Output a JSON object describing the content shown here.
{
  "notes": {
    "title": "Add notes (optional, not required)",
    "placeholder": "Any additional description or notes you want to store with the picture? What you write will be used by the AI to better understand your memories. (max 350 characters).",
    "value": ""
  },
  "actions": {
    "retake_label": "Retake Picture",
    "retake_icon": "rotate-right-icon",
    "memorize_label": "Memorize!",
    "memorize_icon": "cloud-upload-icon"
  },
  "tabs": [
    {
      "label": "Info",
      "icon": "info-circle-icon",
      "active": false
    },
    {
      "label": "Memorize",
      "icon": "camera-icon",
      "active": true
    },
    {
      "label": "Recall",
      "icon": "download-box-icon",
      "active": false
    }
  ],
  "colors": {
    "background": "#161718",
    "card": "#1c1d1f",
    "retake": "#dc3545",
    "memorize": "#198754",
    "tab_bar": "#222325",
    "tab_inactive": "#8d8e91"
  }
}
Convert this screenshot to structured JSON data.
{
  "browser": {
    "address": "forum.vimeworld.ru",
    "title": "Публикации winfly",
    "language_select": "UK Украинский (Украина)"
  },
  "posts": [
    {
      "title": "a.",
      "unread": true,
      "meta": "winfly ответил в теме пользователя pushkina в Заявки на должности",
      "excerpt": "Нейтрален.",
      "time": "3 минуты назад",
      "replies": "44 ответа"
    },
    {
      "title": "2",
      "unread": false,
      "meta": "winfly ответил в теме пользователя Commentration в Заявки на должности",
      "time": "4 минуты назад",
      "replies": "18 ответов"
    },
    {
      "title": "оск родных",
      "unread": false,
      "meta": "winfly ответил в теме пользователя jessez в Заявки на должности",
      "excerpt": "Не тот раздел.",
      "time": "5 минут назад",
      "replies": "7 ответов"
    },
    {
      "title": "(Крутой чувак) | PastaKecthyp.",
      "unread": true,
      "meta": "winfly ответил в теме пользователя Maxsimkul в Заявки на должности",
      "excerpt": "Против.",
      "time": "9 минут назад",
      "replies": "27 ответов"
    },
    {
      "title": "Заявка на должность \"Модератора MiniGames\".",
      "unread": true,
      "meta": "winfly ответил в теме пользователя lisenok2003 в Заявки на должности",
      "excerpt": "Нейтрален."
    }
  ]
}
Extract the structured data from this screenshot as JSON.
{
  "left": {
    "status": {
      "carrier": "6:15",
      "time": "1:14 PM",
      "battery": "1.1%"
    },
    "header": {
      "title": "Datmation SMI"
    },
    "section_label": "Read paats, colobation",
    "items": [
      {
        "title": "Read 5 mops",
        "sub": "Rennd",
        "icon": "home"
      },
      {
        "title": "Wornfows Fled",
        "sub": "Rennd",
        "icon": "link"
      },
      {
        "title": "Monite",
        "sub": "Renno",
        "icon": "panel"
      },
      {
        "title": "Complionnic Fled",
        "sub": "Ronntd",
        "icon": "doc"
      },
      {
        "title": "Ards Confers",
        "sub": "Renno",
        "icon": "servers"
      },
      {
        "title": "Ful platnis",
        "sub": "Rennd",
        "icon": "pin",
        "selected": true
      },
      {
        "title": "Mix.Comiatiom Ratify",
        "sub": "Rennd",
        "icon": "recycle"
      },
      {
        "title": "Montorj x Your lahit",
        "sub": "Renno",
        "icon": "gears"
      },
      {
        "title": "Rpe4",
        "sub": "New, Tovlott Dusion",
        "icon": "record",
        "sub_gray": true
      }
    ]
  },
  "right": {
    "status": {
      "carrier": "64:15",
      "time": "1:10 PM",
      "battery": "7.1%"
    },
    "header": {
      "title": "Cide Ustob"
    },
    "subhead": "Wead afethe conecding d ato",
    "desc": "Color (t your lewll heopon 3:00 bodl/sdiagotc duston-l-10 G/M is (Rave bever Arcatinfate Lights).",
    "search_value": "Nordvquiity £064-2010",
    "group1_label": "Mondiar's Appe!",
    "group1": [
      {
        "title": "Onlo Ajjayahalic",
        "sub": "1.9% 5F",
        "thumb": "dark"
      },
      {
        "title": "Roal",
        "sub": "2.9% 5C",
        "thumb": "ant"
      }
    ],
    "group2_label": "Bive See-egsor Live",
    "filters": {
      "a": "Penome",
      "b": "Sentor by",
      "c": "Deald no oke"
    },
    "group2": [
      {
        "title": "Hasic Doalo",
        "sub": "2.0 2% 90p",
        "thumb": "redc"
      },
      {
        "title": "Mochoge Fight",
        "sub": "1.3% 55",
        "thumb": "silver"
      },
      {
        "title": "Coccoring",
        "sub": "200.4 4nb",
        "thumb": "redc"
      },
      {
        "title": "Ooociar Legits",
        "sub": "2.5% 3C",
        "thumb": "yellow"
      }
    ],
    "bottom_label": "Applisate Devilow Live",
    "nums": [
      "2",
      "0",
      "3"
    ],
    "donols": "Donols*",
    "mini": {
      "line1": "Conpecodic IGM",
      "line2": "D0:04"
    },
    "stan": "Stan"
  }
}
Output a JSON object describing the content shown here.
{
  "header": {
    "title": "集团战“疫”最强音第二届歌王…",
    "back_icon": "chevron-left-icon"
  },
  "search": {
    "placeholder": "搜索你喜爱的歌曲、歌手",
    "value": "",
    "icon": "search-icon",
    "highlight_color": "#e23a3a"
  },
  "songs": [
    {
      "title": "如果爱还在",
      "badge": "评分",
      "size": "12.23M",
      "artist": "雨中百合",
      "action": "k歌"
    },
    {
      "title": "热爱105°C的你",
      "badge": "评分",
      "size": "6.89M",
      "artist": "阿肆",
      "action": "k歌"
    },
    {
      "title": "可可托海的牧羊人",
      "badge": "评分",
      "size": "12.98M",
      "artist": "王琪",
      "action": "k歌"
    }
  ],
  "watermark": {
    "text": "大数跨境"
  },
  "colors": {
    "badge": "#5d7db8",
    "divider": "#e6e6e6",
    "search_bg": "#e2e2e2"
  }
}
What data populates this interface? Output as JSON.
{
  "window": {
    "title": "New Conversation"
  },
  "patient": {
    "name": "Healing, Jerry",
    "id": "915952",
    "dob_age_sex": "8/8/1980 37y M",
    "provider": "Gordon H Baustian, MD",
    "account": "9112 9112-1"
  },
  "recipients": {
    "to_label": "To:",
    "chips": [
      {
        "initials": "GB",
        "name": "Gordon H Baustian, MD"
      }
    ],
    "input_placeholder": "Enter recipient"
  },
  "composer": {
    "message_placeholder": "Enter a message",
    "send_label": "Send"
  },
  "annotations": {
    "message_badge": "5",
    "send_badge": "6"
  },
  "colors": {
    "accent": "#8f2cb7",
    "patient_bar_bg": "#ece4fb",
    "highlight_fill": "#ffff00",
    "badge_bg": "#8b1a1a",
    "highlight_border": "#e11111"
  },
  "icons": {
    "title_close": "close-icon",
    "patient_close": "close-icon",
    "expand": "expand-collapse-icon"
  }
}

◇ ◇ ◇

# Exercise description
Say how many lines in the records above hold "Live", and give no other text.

# Response to this exercise
2